- **WHAT IS REQUIRED**
If a line in the entries contains the string "glyph", include that line in your answer.

[Entries from a dataset of interfaces]
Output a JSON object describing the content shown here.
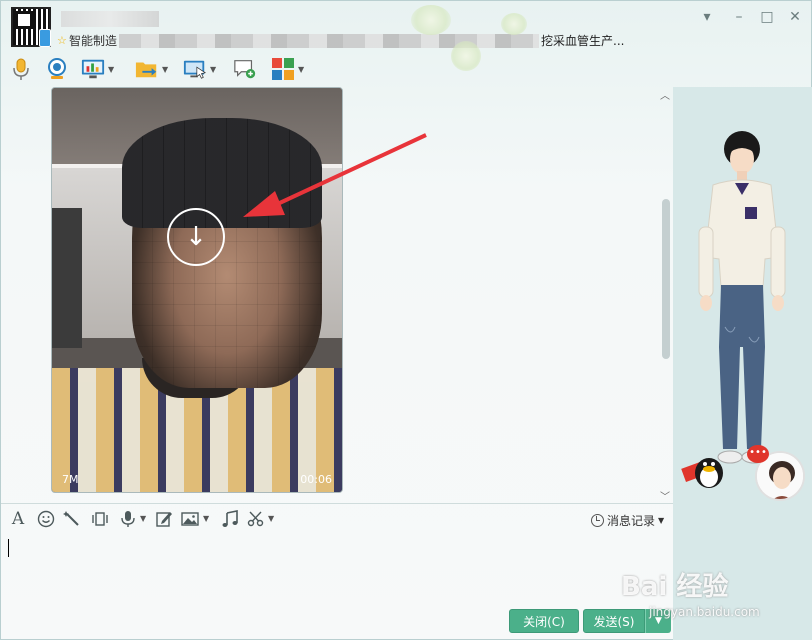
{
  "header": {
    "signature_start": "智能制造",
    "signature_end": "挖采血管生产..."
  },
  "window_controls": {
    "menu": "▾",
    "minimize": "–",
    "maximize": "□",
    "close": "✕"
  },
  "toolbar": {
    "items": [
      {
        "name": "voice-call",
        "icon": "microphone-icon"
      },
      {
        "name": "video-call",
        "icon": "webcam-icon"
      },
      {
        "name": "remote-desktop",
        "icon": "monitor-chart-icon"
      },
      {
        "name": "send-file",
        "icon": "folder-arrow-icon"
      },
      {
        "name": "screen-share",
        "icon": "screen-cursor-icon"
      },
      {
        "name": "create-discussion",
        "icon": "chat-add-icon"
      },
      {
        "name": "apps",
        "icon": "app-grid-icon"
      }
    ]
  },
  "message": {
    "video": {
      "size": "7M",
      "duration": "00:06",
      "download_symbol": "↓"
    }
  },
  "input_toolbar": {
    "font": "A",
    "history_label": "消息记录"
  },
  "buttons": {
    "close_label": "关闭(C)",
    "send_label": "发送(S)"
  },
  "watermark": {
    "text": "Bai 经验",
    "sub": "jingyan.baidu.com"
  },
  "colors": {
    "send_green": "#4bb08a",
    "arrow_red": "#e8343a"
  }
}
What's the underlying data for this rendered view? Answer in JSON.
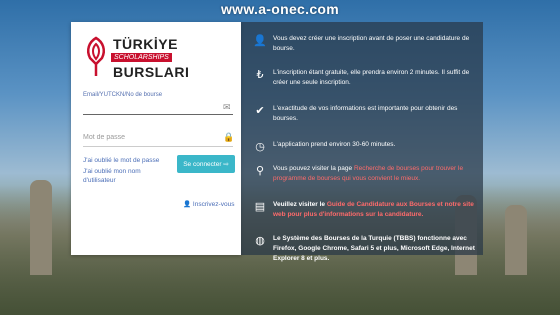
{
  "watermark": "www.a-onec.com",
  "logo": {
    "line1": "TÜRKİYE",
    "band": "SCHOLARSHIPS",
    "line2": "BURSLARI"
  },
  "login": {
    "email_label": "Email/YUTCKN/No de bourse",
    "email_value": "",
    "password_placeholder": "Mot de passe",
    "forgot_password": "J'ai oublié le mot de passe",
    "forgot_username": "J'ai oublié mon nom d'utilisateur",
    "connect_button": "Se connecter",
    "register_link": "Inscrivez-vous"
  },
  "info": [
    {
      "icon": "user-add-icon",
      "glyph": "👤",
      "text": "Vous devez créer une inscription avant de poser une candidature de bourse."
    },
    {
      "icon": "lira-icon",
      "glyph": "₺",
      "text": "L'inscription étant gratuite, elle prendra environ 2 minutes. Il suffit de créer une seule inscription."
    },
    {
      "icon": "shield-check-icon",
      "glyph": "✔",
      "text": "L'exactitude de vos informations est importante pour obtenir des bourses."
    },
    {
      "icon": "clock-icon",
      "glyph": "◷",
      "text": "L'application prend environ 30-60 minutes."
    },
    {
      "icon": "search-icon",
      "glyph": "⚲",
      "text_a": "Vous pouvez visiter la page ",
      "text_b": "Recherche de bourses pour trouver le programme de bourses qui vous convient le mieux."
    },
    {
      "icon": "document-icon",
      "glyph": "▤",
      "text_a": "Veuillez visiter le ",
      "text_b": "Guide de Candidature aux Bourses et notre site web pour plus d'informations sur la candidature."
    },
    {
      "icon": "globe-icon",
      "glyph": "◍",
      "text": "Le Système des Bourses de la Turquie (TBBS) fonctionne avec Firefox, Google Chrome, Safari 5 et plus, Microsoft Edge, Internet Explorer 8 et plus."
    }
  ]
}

- **ANSWER TO THE EXERCISE**
      "glyph": "👤",
      "glyph": "₺",
      "glyph": "✔",
      "glyph": "◷",
      "glyph": "⚲",
      "glyph": "▤",
      "glyph": "◍",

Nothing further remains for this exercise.